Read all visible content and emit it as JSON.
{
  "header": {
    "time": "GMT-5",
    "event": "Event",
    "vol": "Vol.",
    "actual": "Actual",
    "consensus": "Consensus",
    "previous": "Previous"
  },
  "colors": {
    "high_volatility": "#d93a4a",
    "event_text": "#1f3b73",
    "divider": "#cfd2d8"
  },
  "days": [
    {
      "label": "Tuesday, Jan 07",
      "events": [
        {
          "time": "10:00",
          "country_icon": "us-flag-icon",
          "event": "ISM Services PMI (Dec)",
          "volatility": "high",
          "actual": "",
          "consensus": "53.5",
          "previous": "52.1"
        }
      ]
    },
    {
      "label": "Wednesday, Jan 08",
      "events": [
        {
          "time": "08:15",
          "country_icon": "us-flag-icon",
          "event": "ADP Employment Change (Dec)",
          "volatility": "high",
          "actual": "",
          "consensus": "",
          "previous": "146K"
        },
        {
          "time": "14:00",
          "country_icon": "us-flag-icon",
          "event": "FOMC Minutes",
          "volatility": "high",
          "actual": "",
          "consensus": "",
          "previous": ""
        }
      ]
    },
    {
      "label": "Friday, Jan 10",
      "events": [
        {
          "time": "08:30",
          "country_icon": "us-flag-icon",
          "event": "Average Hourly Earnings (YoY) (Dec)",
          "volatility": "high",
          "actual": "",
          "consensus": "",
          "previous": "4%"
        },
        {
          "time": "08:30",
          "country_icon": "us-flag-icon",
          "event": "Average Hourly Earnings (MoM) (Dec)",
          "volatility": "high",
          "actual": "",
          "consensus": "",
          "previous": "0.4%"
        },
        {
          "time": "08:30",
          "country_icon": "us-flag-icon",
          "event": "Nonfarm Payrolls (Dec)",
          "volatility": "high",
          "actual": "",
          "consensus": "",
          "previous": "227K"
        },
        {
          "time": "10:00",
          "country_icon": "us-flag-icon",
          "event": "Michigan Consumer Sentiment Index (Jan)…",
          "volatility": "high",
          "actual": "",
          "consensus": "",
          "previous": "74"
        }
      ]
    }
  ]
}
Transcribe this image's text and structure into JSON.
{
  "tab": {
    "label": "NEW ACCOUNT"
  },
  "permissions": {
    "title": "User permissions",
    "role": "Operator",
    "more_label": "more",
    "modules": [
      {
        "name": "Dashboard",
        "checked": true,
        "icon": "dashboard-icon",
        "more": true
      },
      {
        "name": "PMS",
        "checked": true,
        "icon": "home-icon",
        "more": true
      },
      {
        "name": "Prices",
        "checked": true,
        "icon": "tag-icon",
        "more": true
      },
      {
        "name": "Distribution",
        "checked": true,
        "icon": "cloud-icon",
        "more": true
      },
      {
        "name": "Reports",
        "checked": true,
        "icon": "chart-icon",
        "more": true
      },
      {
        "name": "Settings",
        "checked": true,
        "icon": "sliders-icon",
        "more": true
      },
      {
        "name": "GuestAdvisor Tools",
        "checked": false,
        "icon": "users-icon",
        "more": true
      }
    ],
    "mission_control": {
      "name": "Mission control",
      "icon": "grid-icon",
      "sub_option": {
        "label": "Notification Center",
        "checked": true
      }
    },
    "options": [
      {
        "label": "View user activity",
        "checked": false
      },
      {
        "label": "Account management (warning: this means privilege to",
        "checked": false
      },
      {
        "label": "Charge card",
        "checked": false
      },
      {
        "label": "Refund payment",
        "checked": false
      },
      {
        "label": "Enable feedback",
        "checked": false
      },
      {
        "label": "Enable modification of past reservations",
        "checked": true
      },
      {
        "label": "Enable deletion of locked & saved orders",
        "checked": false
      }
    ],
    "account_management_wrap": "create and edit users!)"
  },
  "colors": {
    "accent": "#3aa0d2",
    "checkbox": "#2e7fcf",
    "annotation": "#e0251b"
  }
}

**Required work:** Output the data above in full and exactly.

**Answer box:**
Read all visible content and emit it as JSON.
{
  "header": {
    "time": "GMT-5",
    "event": "Event",
    "vol": "Vol.",
    "actual": "Actual",
    "consensus": "Consensus",
    "previous": "Previous"
  },
  "colors": {
    "high_volatility": "#d93a4a",
    "event_text": "#1f3b73",
    "divider": "#cfd2d8"
  },
  "days": [
    {
      "label": "Tuesday, Jan 07",
      "events": [
        {
          "time": "10:00",
          "country_icon": "us-flag-icon",
          "event": "ISM Services PMI (Dec)",
          "volatility": "high",
          "actual": "",
          "consensus": "53.5",
          "previous": "52.1"
        }
      ]
    },
    {
      "label": "Wednesday, Jan 08",
      "events": [
        {
          "time": "08:15",
          "country_icon": "us-flag-icon",
          "event": "ADP Employment Change (Dec)",
          "volatility": "high",
          "actual": "",
          "consensus": "",
          "previous": "146K"
        },
        {
          "time": "14:00",
          "country_icon": "us-flag-icon",
          "event": "FOMC Minutes",
          "volatility": "high",
          "actual": "",
          "consensus": "",
          "previous": ""
        }
      ]
    },
    {
      "label": "Friday, Jan 10",
      "events": [
        {
          "time": "08:30",
          "country_icon": "us-flag-icon",
          "event": "Average Hourly Earnings (YoY) (Dec)",
          "volatility": "high",
          "actual": "",
          "consensus": "",
          "previous": "4%"
        },
        {
          "time": "08:30",
          "country_icon": "us-flag-icon",
          "event": "Average Hourly Earnings (MoM) (Dec)",
          "volatility": "high",
          "actual": "",
          "consensus": "",
          "previous": "0.4%"
        },
        {
          "time": "08:30",
          "country_icon": "us-flag-icon",
          "event": "Nonfarm Payrolls (Dec)",
          "volatility": "high",
          "actual": "",
          "consensus": "",
          "previous": "227K"
        },
        {
          "time": "10:00",
          "country_icon": "us-flag-icon",
          "event": "Michigan Consumer Sentiment Index (Jan)…",
          "volatility": "high",
          "actual": "",
          "consensus": "",
          "previous": "74"
        }
      ]
    }
  ]
}
Transcribe this image's text and structure into JSON.
{
  "tab": {
    "label": "NEW ACCOUNT"
  },
  "permissions": {
    "title": "User permissions",
    "role": "Operator",
    "more_label": "more",
    "modules": [
      {
        "name": "Dashboard",
        "checked": true,
        "icon": "dashboard-icon",
        "more": true
      },
      {
        "name": "PMS",
        "checked": true,
        "icon": "home-icon",
        "more": true
      },
      {
        "name": "Prices",
        "checked": true,
        "icon": "tag-icon",
        "more": true
      },
      {
        "name": "Distribution",
        "checked": true,
        "icon": "cloud-icon",
        "more": true
      },
      {
        "name": "Reports",
        "checked": true,
        "icon": "chart-icon",
        "more": true
      },
      {
        "name": "Settings",
        "checked": true,
        "icon": "sliders-icon",
        "more": true
      },
      {
        "name": "GuestAdvisor Tools",
        "checked": false,
        "icon": "users-icon",
        "more": true
      }
    ],
    "mission_control": {
      "name": "Mission control",
      "icon": "grid-icon",
      "sub_option": {
        "label": "Notification Center",
        "checked": true
      }
    },
    "options": [
      {
        "label": "View user activity",
        "checked": false
      },
      {
        "label": "Account management (warning: this means privilege to",
        "checked": false
      },
      {
        "label": "Charge card",
        "checked": false
      },
      {
        "label": "Refund payment",
        "checked": false
      },
      {
        "label": "Enable feedback",
        "checked": false
      },
      {
        "label": "Enable modification of past reservations",
        "checked": true
      },
      {
        "label": "Enable deletion of locked & saved orders",
        "checked": false
      }
    ],
    "account_management_wrap": "create and edit users!)"
  },
  "colors": {
    "accent": "#3aa0d2",
    "checkbox": "#2e7fcf",
    "annotation": "#e0251b"
  }
}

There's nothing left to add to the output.